• **Prompt**
Find the string "background" in the records and copy each line where it occurs.

---*---

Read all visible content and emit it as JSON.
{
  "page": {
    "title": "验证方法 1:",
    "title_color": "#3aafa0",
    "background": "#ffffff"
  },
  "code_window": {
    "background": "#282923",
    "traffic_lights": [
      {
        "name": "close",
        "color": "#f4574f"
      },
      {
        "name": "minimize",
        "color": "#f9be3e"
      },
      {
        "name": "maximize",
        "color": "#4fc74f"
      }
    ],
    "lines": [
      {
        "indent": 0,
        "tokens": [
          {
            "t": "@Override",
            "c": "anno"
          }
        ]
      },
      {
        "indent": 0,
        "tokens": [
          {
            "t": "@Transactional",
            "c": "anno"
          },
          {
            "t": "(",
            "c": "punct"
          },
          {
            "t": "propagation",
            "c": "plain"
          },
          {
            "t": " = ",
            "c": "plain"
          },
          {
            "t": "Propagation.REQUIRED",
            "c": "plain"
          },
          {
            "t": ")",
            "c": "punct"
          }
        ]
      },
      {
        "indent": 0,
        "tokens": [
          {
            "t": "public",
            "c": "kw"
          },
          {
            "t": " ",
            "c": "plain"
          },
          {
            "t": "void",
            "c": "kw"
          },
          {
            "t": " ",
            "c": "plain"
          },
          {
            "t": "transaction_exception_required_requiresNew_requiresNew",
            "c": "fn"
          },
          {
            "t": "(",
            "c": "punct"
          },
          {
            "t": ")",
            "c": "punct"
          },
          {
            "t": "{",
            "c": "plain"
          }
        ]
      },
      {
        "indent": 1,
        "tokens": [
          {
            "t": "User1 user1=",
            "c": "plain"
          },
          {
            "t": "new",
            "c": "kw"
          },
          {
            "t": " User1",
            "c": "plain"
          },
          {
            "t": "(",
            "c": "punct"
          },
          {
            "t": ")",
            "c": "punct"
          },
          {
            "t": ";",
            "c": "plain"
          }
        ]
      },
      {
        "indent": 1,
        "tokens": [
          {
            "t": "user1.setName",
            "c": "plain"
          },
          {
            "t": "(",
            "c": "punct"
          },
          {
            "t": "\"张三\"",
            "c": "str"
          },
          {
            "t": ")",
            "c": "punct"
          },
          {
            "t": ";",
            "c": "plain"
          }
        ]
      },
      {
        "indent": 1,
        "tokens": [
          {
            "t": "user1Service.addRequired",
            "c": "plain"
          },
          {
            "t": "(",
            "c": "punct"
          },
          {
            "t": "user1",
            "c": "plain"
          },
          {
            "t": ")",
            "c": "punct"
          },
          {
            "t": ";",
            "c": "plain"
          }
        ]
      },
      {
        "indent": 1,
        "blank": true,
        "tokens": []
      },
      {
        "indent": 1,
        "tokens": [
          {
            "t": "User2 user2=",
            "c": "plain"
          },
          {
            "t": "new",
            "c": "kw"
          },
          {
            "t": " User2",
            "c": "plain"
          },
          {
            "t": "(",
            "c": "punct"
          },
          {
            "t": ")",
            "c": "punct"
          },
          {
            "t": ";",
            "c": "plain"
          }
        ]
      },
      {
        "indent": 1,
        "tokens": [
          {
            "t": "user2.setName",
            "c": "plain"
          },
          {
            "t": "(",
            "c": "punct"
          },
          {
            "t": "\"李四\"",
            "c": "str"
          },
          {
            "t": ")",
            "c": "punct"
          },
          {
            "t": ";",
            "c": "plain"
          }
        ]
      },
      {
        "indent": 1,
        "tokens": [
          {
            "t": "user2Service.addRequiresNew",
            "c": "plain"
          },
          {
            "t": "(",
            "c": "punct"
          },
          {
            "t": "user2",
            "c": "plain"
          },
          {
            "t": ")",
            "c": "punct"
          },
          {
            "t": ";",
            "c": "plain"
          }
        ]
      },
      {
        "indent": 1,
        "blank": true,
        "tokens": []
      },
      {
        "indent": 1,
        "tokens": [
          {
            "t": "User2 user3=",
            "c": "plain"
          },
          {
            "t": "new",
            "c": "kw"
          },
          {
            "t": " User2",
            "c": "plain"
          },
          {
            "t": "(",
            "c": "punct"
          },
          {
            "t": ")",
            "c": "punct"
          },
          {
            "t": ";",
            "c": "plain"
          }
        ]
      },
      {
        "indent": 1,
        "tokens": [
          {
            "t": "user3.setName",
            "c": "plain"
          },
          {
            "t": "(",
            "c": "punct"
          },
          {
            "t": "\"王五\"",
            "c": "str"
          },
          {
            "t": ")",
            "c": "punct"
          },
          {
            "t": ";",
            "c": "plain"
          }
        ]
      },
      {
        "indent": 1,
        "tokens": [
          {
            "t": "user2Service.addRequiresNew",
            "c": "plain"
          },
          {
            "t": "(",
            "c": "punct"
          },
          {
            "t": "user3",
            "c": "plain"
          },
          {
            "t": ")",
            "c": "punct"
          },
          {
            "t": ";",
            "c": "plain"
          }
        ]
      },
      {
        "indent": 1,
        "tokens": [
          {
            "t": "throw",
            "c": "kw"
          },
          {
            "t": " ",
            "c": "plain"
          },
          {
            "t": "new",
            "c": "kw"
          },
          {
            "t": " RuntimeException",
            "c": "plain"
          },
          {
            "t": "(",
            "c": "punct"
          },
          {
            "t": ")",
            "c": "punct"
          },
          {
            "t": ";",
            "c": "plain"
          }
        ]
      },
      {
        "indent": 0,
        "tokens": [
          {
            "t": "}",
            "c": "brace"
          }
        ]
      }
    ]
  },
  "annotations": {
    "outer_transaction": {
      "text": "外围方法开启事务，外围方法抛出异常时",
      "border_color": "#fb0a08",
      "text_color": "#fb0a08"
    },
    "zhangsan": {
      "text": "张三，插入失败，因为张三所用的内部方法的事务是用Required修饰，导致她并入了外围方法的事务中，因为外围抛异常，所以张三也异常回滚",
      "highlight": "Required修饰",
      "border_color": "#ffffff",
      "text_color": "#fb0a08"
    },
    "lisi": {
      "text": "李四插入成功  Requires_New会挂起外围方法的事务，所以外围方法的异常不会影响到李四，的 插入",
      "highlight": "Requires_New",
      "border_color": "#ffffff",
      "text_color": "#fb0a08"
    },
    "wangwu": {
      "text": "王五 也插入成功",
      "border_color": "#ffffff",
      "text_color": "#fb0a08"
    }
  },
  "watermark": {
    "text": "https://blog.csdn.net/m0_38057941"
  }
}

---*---

• **Response area**
    "background": "#ffffff"
    "background": "#282923",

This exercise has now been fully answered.